Record $1B in Counterfeit Goods Seized at Los Angeles/Long Beach Ports
U.S. Customs and Border Protection reports that it has set a new record for the seizure of counterfeit products arriving through the ports of Los Angeles and Long Beach. Nationwide they are cautioning that seizures were up 152 percent in the government’s fiscal year warning consumers to be aware of the dangers of counterfeit products sold by illegitimate sources over the internet and in underground outlets.
Donald Kusser, CBP Port Director of the LA/Long Beach Seaport, announced the record-breaking $1 billion worth of counterfeit products seized in less than a year at the twin ports. According to CBP, the new record, achieved as of September 15, marks an increase of 38 percent from just over $725 million of counterfeit goods seized in the fiscal year 2021. Kusser said the most pirated items included wearing apparel, accessories, handbags, wallets, footwear, watches, jewelry, and consumer electronics.
Nationwide CBP reports an increase of 152 percent year-over-year in the retail value of goods seized in FY 2021 (ended September 30, 2022). CBP made over 27,000 seizures with an estimated manufacturer’s suggested retail price of over $3.3 billion.
“CBP commits substantial resources in intercepting and seizing products that infringe intellectual property rights such as trademarks, copyrights, and patents,” said Carlos C. Martel, Director of Field Operations in Los Angeles. “These historic records show that smugglers exploited the increased demand for products via e-commerce and other sources.”
Sampling of good seized at the ports (CBP)
Historically, CBP reports illegal actors have sold counterfeit products on illegitimate websites and in underground outlets. However, the rise of e-commerce offers a haven for criminals who are now able to hide behind seemingly legitimate listings on well-known websites. The sale of counterfeit commodities multiplies the illegal profits of smugglers and traffickers who reinvest the proceeds from such sales into further criminal enterprises and activities.
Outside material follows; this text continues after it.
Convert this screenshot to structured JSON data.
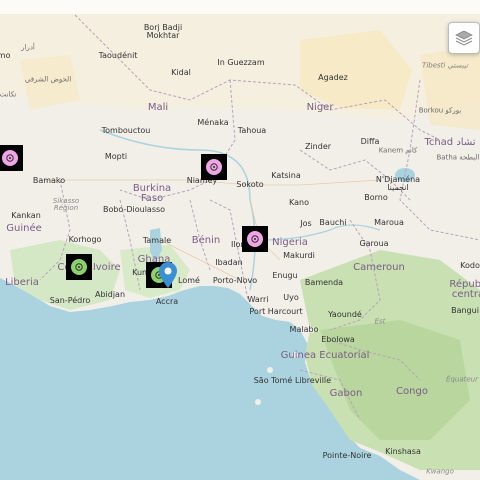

It is illegal to purchase counterfeit goods. Bringing them into the United States may result in civil or criminal penalties, and purchasing counterfeit goods often supports criminal activities, such as forced labor or human trafficking according to CBP.
Displaying a sampling of the goods seized at the ports, they pointed out that counterfeit apparel, footwear, and handbags are often of inferior quality and may feature poor or uneven stitching, fragile fabrics, and improperly sized or designed logos. Peeling labels, low-quality ink, or printing errors on the packaging are also signs that products may not be legitimate.
To deter the importation of illicit goods and protect U.S. consumers and businesses, CBP has developed a proactive, aggressive, and dynamic enforcement approach to Intellectual Property Right enforcement.